■ Task details:
The answer must consist of every line from the data that holds "content".

[Given data]

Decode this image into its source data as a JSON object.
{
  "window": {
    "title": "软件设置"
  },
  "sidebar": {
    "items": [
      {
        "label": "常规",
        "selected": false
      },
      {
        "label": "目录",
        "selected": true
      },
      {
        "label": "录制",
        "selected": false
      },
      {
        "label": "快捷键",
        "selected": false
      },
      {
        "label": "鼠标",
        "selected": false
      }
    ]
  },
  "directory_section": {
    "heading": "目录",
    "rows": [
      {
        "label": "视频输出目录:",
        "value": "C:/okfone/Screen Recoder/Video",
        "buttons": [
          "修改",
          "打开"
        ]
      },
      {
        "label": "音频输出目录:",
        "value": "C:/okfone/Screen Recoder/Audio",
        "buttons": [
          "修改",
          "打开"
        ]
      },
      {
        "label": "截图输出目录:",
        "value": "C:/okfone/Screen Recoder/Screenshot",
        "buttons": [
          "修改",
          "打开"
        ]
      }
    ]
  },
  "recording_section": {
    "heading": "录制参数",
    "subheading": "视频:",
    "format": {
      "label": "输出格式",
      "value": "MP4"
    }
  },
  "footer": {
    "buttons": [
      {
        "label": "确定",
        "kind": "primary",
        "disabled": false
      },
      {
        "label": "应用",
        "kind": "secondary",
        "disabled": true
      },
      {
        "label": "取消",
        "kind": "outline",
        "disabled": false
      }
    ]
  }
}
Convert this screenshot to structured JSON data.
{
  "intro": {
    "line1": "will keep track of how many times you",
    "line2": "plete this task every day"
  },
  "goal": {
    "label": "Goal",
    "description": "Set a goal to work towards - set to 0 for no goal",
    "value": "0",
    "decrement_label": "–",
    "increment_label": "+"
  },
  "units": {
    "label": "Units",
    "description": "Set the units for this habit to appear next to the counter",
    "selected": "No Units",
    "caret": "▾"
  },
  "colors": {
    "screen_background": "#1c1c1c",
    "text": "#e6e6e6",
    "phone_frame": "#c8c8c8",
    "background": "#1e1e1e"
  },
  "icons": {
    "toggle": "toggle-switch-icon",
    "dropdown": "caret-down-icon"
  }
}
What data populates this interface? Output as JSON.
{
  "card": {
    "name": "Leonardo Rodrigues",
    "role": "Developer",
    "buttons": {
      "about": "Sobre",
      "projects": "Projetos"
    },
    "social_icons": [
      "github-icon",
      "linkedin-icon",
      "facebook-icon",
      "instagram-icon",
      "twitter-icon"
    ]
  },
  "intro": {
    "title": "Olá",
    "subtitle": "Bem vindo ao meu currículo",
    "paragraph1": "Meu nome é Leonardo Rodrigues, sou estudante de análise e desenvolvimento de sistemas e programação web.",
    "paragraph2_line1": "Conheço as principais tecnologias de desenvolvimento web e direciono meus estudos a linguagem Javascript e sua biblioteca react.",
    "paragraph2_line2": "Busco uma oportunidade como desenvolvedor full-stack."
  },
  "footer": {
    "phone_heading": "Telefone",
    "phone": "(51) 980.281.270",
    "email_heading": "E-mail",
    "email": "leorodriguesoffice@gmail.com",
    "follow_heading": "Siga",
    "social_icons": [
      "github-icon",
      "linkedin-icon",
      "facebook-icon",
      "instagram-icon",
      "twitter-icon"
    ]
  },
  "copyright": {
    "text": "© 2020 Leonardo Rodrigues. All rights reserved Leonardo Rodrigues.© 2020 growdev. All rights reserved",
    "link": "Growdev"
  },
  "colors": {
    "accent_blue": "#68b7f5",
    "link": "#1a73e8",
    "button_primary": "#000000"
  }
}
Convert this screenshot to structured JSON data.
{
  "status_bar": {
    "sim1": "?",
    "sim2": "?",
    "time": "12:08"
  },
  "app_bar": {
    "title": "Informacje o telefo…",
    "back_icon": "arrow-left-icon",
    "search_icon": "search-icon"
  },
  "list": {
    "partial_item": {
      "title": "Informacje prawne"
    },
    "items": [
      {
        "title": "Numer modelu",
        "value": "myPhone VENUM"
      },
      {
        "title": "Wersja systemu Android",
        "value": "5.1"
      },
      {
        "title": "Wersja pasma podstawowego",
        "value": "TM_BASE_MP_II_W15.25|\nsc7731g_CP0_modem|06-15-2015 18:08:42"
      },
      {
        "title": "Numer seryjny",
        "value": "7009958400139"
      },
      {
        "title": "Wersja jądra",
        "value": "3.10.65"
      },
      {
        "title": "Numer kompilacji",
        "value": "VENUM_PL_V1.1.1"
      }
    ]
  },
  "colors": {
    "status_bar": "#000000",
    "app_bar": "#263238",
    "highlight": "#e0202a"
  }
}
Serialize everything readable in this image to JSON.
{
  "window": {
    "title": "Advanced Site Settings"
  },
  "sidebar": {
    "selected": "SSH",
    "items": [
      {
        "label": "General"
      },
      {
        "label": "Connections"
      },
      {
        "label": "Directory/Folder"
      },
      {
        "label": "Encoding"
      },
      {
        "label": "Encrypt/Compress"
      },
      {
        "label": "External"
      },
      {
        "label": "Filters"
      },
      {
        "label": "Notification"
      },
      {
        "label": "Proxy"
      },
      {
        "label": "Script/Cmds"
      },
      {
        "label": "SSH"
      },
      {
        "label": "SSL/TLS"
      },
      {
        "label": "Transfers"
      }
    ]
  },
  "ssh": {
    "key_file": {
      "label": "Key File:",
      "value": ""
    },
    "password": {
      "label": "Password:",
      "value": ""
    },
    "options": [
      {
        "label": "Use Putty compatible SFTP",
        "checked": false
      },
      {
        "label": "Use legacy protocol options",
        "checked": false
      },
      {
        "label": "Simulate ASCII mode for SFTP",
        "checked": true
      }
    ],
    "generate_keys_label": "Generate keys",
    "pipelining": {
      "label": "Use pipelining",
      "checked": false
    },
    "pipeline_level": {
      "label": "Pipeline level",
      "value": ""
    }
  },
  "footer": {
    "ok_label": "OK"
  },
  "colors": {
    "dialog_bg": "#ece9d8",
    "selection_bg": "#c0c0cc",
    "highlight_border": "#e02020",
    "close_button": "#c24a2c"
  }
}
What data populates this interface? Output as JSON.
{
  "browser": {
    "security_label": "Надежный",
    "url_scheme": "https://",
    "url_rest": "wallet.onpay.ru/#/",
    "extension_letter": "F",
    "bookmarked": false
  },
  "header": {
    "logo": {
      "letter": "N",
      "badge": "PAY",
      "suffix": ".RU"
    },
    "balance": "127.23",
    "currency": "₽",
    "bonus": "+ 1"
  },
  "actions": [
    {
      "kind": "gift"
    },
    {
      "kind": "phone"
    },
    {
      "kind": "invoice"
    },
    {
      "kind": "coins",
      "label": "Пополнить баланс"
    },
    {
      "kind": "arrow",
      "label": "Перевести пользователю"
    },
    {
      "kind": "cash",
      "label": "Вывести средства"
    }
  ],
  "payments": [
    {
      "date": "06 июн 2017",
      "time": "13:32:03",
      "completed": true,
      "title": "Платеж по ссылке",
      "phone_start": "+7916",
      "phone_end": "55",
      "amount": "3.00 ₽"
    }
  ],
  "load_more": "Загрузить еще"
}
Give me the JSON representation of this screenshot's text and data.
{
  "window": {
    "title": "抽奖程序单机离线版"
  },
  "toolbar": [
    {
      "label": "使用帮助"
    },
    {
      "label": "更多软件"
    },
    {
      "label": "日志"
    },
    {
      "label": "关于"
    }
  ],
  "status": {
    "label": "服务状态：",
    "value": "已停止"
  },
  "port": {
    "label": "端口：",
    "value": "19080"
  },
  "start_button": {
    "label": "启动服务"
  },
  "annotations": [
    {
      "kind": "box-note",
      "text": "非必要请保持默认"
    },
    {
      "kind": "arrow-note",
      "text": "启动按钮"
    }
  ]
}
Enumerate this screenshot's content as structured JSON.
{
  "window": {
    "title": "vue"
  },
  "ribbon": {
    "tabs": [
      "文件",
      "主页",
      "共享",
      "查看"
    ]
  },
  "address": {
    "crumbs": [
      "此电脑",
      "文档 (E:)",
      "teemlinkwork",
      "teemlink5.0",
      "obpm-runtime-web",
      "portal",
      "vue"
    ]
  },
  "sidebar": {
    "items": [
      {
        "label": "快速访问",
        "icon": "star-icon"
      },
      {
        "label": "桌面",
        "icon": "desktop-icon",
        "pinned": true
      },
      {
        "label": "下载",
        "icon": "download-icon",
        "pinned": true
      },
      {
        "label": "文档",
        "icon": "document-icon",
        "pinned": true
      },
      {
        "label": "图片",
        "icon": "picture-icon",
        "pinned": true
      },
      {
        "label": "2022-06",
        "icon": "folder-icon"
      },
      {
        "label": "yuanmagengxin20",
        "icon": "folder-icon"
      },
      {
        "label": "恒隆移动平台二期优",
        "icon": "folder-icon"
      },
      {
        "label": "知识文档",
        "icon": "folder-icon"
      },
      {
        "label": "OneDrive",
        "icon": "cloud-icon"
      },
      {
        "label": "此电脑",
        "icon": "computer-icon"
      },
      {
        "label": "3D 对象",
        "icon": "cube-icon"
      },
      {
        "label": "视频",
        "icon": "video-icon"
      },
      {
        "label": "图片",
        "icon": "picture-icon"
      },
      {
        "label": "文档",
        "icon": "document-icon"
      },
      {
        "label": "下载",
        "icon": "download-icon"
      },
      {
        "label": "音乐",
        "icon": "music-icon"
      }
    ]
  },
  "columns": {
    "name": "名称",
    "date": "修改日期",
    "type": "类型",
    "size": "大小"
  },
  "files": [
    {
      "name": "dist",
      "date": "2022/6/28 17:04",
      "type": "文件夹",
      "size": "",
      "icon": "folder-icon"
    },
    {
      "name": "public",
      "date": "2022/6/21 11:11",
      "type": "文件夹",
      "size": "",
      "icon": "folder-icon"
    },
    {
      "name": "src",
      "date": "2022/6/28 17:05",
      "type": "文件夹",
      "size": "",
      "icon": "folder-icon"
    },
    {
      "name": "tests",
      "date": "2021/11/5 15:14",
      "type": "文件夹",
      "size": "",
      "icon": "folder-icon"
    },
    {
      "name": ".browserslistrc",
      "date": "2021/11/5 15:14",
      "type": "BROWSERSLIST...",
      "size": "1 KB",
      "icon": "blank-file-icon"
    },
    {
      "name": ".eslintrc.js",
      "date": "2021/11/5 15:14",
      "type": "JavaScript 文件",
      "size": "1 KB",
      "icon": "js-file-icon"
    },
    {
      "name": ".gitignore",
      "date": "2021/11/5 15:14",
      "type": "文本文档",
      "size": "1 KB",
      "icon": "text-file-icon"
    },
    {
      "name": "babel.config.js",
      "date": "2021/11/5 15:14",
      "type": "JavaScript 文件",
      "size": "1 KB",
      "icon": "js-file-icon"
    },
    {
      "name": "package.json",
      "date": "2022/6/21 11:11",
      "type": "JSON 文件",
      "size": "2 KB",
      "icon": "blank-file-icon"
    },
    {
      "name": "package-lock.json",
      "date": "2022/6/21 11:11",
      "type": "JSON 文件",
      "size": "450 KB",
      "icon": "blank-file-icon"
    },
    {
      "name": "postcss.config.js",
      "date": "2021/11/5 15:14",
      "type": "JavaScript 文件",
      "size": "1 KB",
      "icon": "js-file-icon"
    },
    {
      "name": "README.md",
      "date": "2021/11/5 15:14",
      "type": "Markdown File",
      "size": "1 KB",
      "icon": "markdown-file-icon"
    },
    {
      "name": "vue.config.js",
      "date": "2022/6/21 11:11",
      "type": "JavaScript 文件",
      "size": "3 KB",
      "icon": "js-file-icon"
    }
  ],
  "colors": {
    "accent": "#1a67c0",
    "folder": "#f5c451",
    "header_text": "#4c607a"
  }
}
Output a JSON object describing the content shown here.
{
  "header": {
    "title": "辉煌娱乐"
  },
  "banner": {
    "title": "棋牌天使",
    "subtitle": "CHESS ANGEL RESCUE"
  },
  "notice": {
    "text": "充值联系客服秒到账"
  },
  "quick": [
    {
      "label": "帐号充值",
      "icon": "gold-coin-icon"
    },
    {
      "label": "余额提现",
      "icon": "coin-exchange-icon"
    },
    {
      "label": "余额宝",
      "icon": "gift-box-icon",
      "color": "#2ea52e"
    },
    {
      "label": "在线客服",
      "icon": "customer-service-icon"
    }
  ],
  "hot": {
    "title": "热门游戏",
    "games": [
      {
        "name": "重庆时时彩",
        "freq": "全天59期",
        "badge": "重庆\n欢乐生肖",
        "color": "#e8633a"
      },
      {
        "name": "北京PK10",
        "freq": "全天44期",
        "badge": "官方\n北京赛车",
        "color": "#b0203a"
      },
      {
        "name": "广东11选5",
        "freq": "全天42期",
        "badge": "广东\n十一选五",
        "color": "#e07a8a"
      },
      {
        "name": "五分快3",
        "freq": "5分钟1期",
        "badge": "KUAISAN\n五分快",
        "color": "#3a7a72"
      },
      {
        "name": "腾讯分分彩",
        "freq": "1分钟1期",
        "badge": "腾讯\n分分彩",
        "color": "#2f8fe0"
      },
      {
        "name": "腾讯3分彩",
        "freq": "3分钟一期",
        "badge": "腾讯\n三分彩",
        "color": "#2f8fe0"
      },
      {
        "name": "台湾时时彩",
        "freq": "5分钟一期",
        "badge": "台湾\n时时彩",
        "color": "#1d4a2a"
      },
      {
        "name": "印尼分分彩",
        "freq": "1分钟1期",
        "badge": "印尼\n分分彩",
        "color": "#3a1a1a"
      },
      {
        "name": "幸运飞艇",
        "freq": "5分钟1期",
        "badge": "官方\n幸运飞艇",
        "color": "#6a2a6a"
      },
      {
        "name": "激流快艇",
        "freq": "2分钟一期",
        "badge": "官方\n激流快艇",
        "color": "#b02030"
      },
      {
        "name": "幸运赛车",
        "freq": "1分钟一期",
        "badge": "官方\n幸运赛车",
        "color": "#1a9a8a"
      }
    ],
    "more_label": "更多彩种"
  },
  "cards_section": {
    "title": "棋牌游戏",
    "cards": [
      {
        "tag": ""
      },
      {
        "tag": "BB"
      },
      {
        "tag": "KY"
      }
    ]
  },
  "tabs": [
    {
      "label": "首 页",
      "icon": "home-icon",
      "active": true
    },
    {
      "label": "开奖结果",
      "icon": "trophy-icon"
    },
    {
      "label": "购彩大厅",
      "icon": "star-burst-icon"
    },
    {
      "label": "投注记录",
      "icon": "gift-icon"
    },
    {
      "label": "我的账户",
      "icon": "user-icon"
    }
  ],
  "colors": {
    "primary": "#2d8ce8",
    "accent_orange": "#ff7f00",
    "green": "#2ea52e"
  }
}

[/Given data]

■ Answer to this exercise:
Enumerate this screenshot's content as structured JSON.
Output a JSON object describing the content shown here.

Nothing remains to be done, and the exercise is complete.